Return the data that follows exactly as it appears. Pictures do not belong in the copy.

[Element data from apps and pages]
◆ ◆ ◆
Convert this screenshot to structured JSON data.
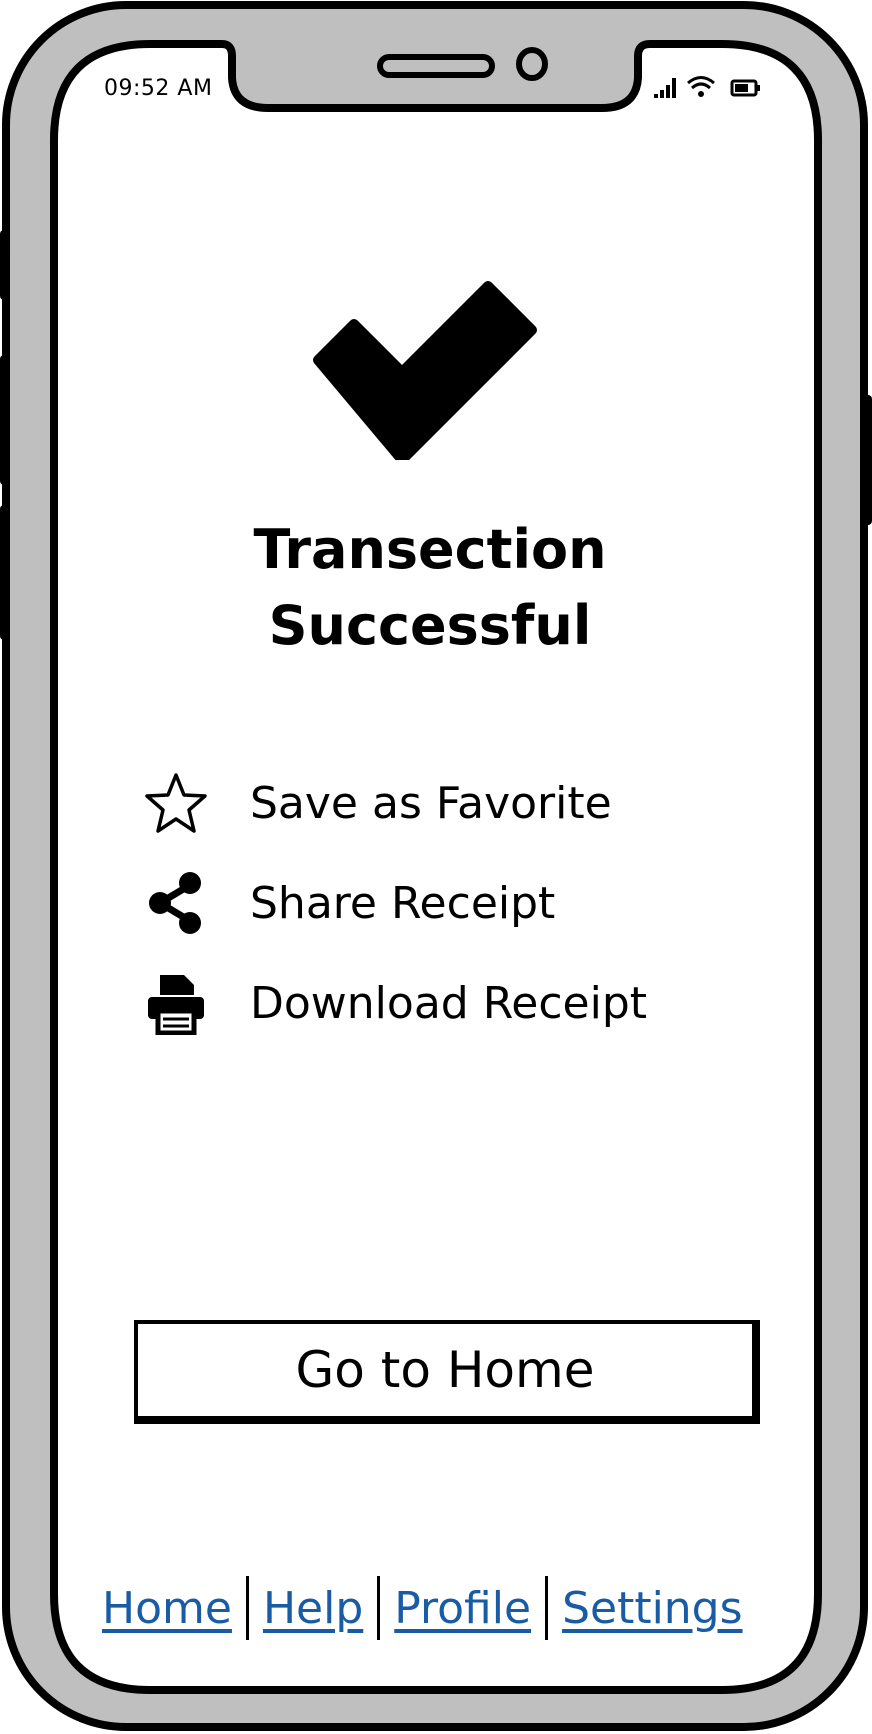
{
  "status_bar": {
    "time": "09:52 AM",
    "signal_icon": "signal-bars-icon",
    "wifi_icon": "wifi-icon",
    "battery_icon": "battery-icon"
  },
  "hero": {
    "icon": "checkmark-icon",
    "title_line1": "Transection",
    "title_line2": "Successful"
  },
  "actions": [
    {
      "icon": "star-icon",
      "label": "Save as Favorite"
    },
    {
      "icon": "share-icon",
      "label": "Share Receipt"
    },
    {
      "icon": "printer-icon",
      "label": "Download Receipt"
    }
  ],
  "primary_button": {
    "label": "Go to Home"
  },
  "bottom_nav": {
    "items": [
      {
        "label": "Home"
      },
      {
        "label": "Help"
      },
      {
        "label": "Profile"
      },
      {
        "label": "Settings"
      }
    ],
    "link_color": "#1a5ba6"
  },
  "colors": {
    "frame": "#bfbfbf",
    "outline": "#000000",
    "screen": "#ffffff"
  }
}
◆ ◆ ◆
■ **OUTPUT BELOW**
Convert this screenshot to structured JSON data.
{
  "status_bar": {
    "time": "09:52 AM",
    "signal_icon": "signal-bars-icon",
    "wifi_icon": "wifi-icon",
    "battery_icon": "battery-icon"
  },
  "hero": {
    "icon": "checkmark-icon",
    "title_line1": "Transection",
    "title_line2": "Successful"
  },
  "actions": [
    {
      "icon": "star-icon",
      "label": "Save as Favorite"
    },
    {
      "icon": "share-icon",
      "label": "Share Receipt"
    },
    {
      "icon": "printer-icon",
      "label": "Download Receipt"
    }
  ],
  "primary_button": {
    "label": "Go to Home"
  },
  "bottom_nav": {
    "items": [
      {
        "label": "Home"
      },
      {
        "label": "Help"
      },
      {
        "label": "Profile"
      },
      {
        "label": "Settings"
      }
    ],
    "link_color": "#1a5ba6"
  },
  "colors": {
    "frame": "#bfbfbf",
    "outline": "#000000",
    "screen": "#ffffff"
  }
}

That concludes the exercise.